Across Europe, every time a piece of good economic news emerges, there exists the tendency to proclaim the end of the crisis. José Manuel Barroso is an expert practitioner of this art. But having hit rock bottom is not the same as genuine recovery. Misplaced optimism begets complacency with what is still a miserable state of affairs. The European Commission projects 2014 and 2015 to have two of the highest rates of unemployment since the creation of the Eurozone.
Spain is no exception to premature declarations of victory. For the past six years, the European Commission has predicted that Spain would return to solid growth in two years’ time. They are now forecasting the same recovery in 2014-2015 that they predicted in 2010 for 2011-2012.
Fiscal consolidation hindered recovery then, and now the risk is that the same mistakes will be repeated. The Commission has forecast Spain to have the largest structural budget deficit in the Eurozone in 2015, at 5.8%
This is extremely problematic, because the structural budget balance (also a problematic concept) has been chosen as the main object of fiscal policy, much as monetary policy resolves around the HICP. The Treaty on Stability, Coordination and Governance in the Economic and Monetary Union (Fiscal Compact) prescribes a limit of 0.5% of GDP and Spain’s national budgetary rule is even stricter. The Law of Budgetary Stability requires a structural deficit of 0 by 2020.
The structural budget deficit – by definition – is designed to strip out the effects of the business cycle, so not even a return to modest growth is the solution. Taxes must be raised or spending cut in a significant fashion. This cannot be done without hurting growth.
It remains highly unlikely that the ruling Partido Popular will engage in profound tax reform in what remains of its mandate. Meanwhile, further cuts would be a disaster for economic recovery, a disaster for public services, and disaster for social cohesion. Even the IMF recognized that they have been more harmful than expected.
Will Spain Continue Austerity?
Whichever party is elected for the 2015 to 2019 term will be required by law to carry out a fiscal consolidation to match the one carried out from 2009 to 2014. The current fiscal framework is therefore a recipe for perpetual stagnation. And with regards to debt sustainability, the obsession with the structural budget is self-defeating under the current circumstances. The arithmetic is relentless.
The ECB, by carrying out a monetary policy that keeps inflation low – to the point of deflation – rules out a reduction of the real debt burden. Its treaty restriction of the direct purchase of government debt and debt monetization, combined with a political rejection of debt mutualisation, rules out a significant improvement.
But the fiscal compact guarantees a permanent tight fiscal policy, permanently dampening growth. Even in hypothetical boom times surpluses would be dedicated to paying down the debt. So rather than grow its way out of debt, Spain will face an emerging crisis of public debt, with the overall level scheduled to hit 104.3% of GDP by 2015.
The rules of the game need to be changed at the European level to end this slowly unfolding disaster. An intensification of the mistakes that have plunged Europe into crisis threaten to unravel not just the welfare state but also liberal democracy. Time is running out for Europe’s socialists and social democrats. The combination of two five-year plans of austerity will undoubtedly be a lost decade. And when it comes to young people, a lost generation.
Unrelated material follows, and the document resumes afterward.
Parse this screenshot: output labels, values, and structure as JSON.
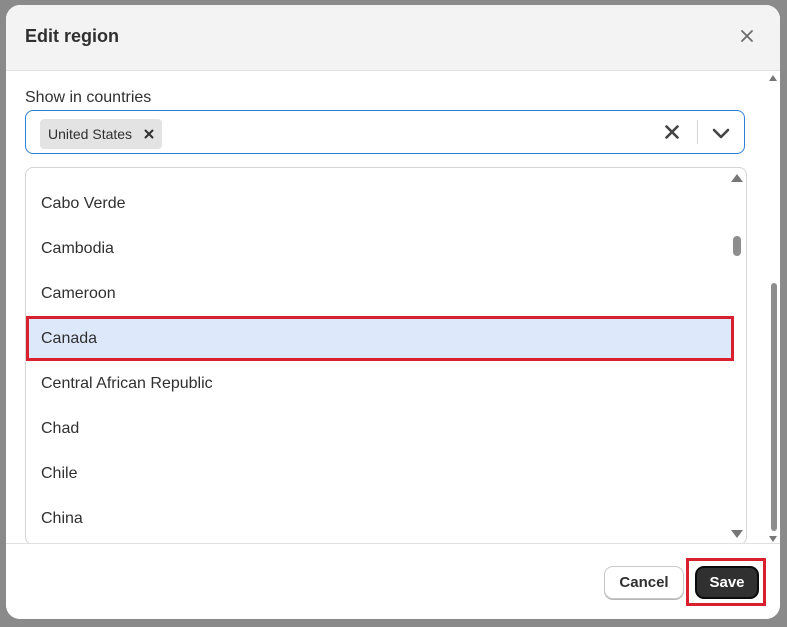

This is where the upcoming European elections are so important. Voters will not be deciding the composition of the European Council or the European Central Bank, which are decisive actors. However, the Council will be obliged to take into account the results of the European elections when nominating a President of the European Commission.
It is not the same to elect Martin Schulz as a conservative in terms of setting the agenda. A change in colour in the Commission presidency might not be sufficient, but it is certainly necessary.